* **What needs to be done**:
Please reproduce all of the entries exactly, without omitting any.

The records Block Start

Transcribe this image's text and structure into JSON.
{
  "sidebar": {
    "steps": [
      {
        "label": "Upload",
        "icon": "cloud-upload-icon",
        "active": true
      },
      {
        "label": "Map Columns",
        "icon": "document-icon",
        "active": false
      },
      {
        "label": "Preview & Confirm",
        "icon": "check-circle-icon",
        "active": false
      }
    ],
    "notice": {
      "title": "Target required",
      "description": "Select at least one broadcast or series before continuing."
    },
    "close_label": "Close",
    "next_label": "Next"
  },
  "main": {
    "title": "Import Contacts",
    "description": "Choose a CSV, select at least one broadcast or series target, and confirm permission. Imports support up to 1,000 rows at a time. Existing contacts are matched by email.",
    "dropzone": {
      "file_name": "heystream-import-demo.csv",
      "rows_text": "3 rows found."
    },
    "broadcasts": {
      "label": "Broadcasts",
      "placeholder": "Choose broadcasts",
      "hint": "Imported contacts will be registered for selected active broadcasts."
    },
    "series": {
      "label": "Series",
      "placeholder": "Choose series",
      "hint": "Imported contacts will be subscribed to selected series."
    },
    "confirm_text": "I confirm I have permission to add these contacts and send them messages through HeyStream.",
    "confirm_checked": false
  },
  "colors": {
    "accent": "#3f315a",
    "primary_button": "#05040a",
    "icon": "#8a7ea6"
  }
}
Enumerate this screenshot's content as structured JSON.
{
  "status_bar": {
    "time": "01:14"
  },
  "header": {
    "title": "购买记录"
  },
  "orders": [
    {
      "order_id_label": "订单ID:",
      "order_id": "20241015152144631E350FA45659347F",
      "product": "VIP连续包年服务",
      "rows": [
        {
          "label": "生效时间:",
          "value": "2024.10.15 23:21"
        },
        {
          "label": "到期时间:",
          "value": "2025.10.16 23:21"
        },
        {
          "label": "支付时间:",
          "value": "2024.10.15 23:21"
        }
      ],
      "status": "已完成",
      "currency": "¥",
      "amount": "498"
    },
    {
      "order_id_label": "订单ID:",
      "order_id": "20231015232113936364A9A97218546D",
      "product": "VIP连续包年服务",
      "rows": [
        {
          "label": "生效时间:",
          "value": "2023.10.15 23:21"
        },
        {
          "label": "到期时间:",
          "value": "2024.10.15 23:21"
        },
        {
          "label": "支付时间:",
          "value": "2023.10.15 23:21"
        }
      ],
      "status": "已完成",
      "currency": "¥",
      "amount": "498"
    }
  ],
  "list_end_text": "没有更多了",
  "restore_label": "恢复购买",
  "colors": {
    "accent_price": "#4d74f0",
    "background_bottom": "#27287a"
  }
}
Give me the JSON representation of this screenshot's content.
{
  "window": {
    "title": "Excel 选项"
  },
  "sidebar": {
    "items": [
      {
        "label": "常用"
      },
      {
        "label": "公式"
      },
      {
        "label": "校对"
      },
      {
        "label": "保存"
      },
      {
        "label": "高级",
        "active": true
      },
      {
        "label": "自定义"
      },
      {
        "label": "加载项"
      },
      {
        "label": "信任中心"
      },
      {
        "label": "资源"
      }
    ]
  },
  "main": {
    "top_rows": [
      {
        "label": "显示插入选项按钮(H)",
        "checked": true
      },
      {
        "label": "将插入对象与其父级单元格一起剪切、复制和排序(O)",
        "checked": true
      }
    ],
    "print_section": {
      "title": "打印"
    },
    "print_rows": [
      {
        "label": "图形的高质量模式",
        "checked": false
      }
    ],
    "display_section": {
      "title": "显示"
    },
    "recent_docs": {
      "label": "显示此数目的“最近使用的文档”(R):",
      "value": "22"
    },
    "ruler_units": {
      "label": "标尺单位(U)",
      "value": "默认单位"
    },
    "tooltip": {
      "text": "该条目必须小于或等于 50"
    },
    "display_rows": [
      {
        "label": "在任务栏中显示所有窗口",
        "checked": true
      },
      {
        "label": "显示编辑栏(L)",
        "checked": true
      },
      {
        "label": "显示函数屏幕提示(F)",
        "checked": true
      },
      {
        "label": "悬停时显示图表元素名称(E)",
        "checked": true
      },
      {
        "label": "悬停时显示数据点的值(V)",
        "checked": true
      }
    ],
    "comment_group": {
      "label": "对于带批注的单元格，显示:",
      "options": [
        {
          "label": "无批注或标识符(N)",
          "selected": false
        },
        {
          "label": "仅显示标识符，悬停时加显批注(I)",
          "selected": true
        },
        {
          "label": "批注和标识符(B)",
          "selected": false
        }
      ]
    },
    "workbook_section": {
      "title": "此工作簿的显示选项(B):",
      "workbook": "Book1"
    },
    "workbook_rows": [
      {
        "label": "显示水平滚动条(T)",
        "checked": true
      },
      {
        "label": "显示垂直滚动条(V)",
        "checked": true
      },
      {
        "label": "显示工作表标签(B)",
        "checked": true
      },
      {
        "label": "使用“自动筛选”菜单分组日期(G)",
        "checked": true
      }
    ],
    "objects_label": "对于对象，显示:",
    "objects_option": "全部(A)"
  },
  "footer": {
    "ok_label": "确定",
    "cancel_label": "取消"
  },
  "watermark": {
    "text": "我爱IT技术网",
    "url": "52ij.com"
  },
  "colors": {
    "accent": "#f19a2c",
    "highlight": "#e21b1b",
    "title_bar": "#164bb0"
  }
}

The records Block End

* **Written solution**:
Transcribe this image's text and structure into JSON.
{
  "sidebar": {
    "steps": [
      {
        "label": "Upload",
        "icon": "cloud-upload-icon",
        "active": true
      },
      {
        "label": "Map Columns",
        "icon": "document-icon",
        "active": false
      },
      {
        "label": "Preview & Confirm",
        "icon": "check-circle-icon",
        "active": false
      }
    ],
    "notice": {
      "title": "Target required",
      "description": "Select at least one broadcast or series before continuing."
    },
    "close_label": "Close",
    "next_label": "Next"
  },
  "main": {
    "title": "Import Contacts",
    "description": "Choose a CSV, select at least one broadcast or series target, and confirm permission. Imports support up to 1,000 rows at a time. Existing contacts are matched by email.",
    "dropzone": {
      "file_name": "heystream-import-demo.csv",
      "rows_text": "3 rows found."
    },
    "broadcasts": {
      "label": "Broadcasts",
      "placeholder": "Choose broadcasts",
      "hint": "Imported contacts will be registered for selected active broadcasts."
    },
    "series": {
      "label": "Series",
      "placeholder": "Choose series",
      "hint": "Imported contacts will be subscribed to selected series."
    },
    "confirm_text": "I confirm I have permission to add these contacts and send them messages through HeyStream.",
    "confirm_checked": false
  },
  "colors": {
    "accent": "#3f315a",
    "primary_button": "#05040a",
    "icon": "#8a7ea6"
  }
}
Enumerate this screenshot's content as structured JSON.
{
  "status_bar": {
    "time": "01:14"
  },
  "header": {
    "title": "购买记录"
  },
  "orders": [
    {
      "order_id_label": "订单ID:",
      "order_id": "20241015152144631E350FA45659347F",
      "product": "VIP连续包年服务",
      "rows": [
        {
          "label": "生效时间:",
          "value": "2024.10.15 23:21"
        },
        {
          "label": "到期时间:",
          "value": "2025.10.16 23:21"
        },
        {
          "label": "支付时间:",
          "value": "2024.10.15 23:21"
        }
      ],
      "status": "已完成",
      "currency": "¥",
      "amount": "498"
    },
    {
      "order_id_label": "订单ID:",
      "order_id": "20231015232113936364A9A97218546D",
      "product": "VIP连续包年服务",
      "rows": [
        {
          "label": "生效时间:",
          "value": "2023.10.15 23:21"
        },
        {
          "label": "到期时间:",
          "value": "2024.10.15 23:21"
        },
        {
          "label": "支付时间:",
          "value": "2023.10.15 23:21"
        }
      ],
      "status": "已完成",
      "currency": "¥",
      "amount": "498"
    }
  ],
  "list_end_text": "没有更多了",
  "restore_label": "恢复购买",
  "colors": {
    "accent_price": "#4d74f0",
    "background_bottom": "#27287a"
  }
}
Give me the JSON representation of this screenshot's content.
{
  "window": {
    "title": "Excel 选项"
  },
  "sidebar": {
    "items": [
      {
        "label": "常用"
      },
      {
        "label": "公式"
      },
      {
        "label": "校对"
      },
      {
        "label": "保存"
      },
      {
        "label": "高级",
        "active": true
      },
      {
        "label": "自定义"
      },
      {
        "label": "加载项"
      },
      {
        "label": "信任中心"
      },
      {
        "label": "资源"
      }
    ]
  },
  "main": {
    "top_rows": [
      {
        "label": "显示插入选项按钮(H)",
        "checked": true
      },
      {
        "label": "将插入对象与其父级单元格一起剪切、复制和排序(O)",
        "checked": true
      }
    ],
    "print_section": {
      "title": "打印"
    },
    "print_rows": [
      {
        "label": "图形的高质量模式",
        "checked": false
      }
    ],
    "display_section": {
      "title": "显示"
    },
    "recent_docs": {
      "label": "显示此数目的“最近使用的文档”(R):",
      "value": "22"
    },
    "ruler_units": {
      "label": "标尺单位(U)",
      "value": "默认单位"
    },
    "tooltip": {
      "text": "该条目必须小于或等于 50"
    },
    "display_rows": [
      {
        "label": "在任务栏中显示所有窗口",
        "checked": true
      },
      {
        "label": "显示编辑栏(L)",
        "checked": true
      },
      {
        "label": "显示函数屏幕提示(F)",
        "checked": true
      },
      {
        "label": "悬停时显示图表元素名称(E)",
        "checked": true
      },
      {
        "label": "悬停时显示数据点的值(V)",
        "checked": true
      }
    ],
    "comment_group": {
      "label": "对于带批注的单元格，显示:",
      "options": [
        {
          "label": "无批注或标识符(N)",
          "selected": false
        },
        {
          "label": "仅显示标识符，悬停时加显批注(I)",
          "selected": true
        },
        {
          "label": "批注和标识符(B)",
          "selected": false
        }
      ]
    },
    "workbook_section": {
      "title": "此工作簿的显示选项(B):",
      "workbook": "Book1"
    },
    "workbook_rows": [
      {
        "label": "显示水平滚动条(T)",
        "checked": true
      },
      {
        "label": "显示垂直滚动条(V)",
        "checked": true
      },
      {
        "label": "显示工作表标签(B)",
        "checked": true
      },
      {
        "label": "使用“自动筛选”菜单分组日期(G)",
        "checked": true
      }
    ],
    "objects_label": "对于对象，显示:",
    "objects_option": "全部(A)"
  },
  "footer": {
    "ok_label": "确定",
    "cancel_label": "取消"
  },
  "watermark": {
    "text": "我爱IT技术网",
    "url": "52ij.com"
  },
  "colors": {
    "accent": "#f19a2c",
    "highlight": "#e21b1b",
    "title_bar": "#164bb0"
  }
}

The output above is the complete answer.